[What you need to do]:
Write down each entry precisely as given.
· · · ·
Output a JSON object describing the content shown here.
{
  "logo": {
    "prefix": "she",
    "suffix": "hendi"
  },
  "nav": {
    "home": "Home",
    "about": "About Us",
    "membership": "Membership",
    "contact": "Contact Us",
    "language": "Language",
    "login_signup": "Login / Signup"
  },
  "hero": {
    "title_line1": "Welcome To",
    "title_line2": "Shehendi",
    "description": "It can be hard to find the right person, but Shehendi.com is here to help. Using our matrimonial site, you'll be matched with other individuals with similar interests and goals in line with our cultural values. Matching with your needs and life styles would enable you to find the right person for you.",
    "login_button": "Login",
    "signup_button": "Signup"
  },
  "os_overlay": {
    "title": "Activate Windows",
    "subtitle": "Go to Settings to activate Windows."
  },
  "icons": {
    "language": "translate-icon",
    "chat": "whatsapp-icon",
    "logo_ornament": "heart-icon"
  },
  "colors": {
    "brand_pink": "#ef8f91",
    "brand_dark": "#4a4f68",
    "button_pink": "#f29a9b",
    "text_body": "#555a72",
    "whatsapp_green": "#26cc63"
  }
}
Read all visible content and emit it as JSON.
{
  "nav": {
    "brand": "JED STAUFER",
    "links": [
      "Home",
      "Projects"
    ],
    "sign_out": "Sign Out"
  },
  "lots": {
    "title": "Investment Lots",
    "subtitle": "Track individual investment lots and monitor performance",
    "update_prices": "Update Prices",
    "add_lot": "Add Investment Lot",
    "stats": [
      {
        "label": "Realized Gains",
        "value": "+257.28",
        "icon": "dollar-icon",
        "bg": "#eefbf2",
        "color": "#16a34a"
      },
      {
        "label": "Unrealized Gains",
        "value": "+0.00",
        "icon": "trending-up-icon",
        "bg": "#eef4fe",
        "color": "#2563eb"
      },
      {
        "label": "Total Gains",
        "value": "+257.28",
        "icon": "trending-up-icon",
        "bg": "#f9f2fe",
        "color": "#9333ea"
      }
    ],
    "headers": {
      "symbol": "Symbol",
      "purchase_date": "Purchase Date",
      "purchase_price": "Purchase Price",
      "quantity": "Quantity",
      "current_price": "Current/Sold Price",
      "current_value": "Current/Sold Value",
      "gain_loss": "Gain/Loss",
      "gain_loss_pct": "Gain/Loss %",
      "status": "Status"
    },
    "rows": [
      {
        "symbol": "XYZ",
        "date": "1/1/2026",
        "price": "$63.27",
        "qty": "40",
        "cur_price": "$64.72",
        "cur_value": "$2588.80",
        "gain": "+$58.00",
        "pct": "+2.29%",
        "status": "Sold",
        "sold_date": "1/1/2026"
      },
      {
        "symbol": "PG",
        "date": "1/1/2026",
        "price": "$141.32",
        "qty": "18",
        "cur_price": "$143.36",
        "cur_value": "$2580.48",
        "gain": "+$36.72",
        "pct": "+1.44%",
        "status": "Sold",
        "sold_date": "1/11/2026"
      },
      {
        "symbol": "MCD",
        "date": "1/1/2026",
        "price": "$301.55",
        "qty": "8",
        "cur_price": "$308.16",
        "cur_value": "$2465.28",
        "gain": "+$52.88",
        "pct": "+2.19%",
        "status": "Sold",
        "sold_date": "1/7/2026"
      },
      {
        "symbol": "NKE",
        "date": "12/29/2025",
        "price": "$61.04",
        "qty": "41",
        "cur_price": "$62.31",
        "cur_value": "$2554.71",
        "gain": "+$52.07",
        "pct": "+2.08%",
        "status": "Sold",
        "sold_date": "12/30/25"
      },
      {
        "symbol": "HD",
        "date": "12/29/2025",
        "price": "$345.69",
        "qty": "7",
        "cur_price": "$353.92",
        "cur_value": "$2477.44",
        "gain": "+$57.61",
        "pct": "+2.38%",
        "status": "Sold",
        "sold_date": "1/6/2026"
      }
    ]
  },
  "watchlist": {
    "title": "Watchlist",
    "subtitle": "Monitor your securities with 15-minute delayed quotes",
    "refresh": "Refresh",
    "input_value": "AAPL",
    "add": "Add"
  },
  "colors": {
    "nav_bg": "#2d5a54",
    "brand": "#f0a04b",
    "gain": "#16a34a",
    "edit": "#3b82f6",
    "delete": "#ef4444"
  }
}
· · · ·
[Task answer]:
Output a JSON object describing the content shown here.
{
  "logo": {
    "prefix": "she",
    "suffix": "hendi"
  },
  "nav": {
    "home": "Home",
    "about": "About Us",
    "membership": "Membership",
    "contact": "Contact Us",
    "language": "Language",
    "login_signup": "Login / Signup"
  },
  "hero": {
    "title_line1": "Welcome To",
    "title_line2": "Shehendi",
    "description": "It can be hard to find the right person, but Shehendi.com is here to help. Using our matrimonial site, you'll be matched with other individuals with similar interests and goals in line with our cultural values. Matching with your needs and life styles would enable you to find the right person for you.",
    "login_button": "Login",
    "signup_button": "Signup"
  },
  "os_overlay": {
    "title": "Activate Windows",
    "subtitle": "Go to Settings to activate Windows."
  },
  "icons": {
    "language": "translate-icon",
    "chat": "whatsapp-icon",
    "logo_ornament": "heart-icon"
  },
  "colors": {
    "brand_pink": "#ef8f91",
    "brand_dark": "#4a4f68",
    "button_pink": "#f29a9b",
    "text_body": "#555a72",
    "whatsapp_green": "#26cc63"
  }
}
Read all visible content and emit it as JSON.
{
  "nav": {
    "brand": "JED STAUFER",
    "links": [
      "Home",
      "Projects"
    ],
    "sign_out": "Sign Out"
  },
  "lots": {
    "title": "Investment Lots",
    "subtitle": "Track individual investment lots and monitor performance",
    "update_prices": "Update Prices",
    "add_lot": "Add Investment Lot",
    "stats": [
      {
        "label": "Realized Gains",
        "value": "+257.28",
        "icon": "dollar-icon",
        "bg": "#eefbf2",
        "color": "#16a34a"
      },
      {
        "label": "Unrealized Gains",
        "value": "+0.00",
        "icon": "trending-up-icon",
        "bg": "#eef4fe",
        "color": "#2563eb"
      },
      {
        "label": "Total Gains",
        "value": "+257.28",
        "icon": "trending-up-icon",
        "bg": "#f9f2fe",
        "color": "#9333ea"
      }
    ],
    "headers": {
      "symbol": "Symbol",
      "purchase_date": "Purchase Date",
      "purchase_price": "Purchase Price",
      "quantity": "Quantity",
      "current_price": "Current/Sold Price",
      "current_value": "Current/Sold Value",
      "gain_loss": "Gain/Loss",
      "gain_loss_pct": "Gain/Loss %",
      "status": "Status"
    },
    "rows": [
      {
        "symbol": "XYZ",
        "date": "1/1/2026",
        "price": "$63.27",
        "qty": "40",
        "cur_price": "$64.72",
        "cur_value": "$2588.80",
        "gain": "+$58.00",
        "pct": "+2.29%",
        "status": "Sold",
        "sold_date": "1/1/2026"
      },
      {
        "symbol": "PG",
        "date": "1/1/2026",
        "price": "$141.32",
        "qty": "18",
        "cur_price": "$143.36",
        "cur_value": "$2580.48",
        "gain": "+$36.72",
        "pct": "+1.44%",
        "status": "Sold",
        "sold_date": "1/11/2026"
      },
      {
        "symbol": "MCD",
        "date": "1/1/2026",
        "price": "$301.55",
        "qty": "8",
        "cur_price": "$308.16",
        "cur_value": "$2465.28",
        "gain": "+$52.88",
        "pct": "+2.19%",
        "status": "Sold",
        "sold_date": "1/7/2026"
      },
      {
        "symbol": "NKE",
        "date": "12/29/2025",
        "price": "$61.04",
        "qty": "41",
        "cur_price": "$62.31",
        "cur_value": "$2554.71",
        "gain": "+$52.07",
        "pct": "+2.08%",
        "status": "Sold",
        "sold_date": "12/30/25"
      },
      {
        "symbol": "HD",
        "date": "12/29/2025",
        "price": "$345.69",
        "qty": "7",
        "cur_price": "$353.92",
        "cur_value": "$2477.44",
        "gain": "+$57.61",
        "pct": "+2.38%",
        "status": "Sold",
        "sold_date": "1/6/2026"
      }
    ]
  },
  "watchlist": {
    "title": "Watchlist",
    "subtitle": "Monitor your securities with 15-minute delayed quotes",
    "refresh": "Refresh",
    "input_value": "AAPL",
    "add": "Add"
  },
  "colors": {
    "nav_bg": "#2d5a54",
    "brand": "#f0a04b",
    "gain": "#16a34a",
    "edit": "#3b82f6",
    "delete": "#ef4444"
  }
}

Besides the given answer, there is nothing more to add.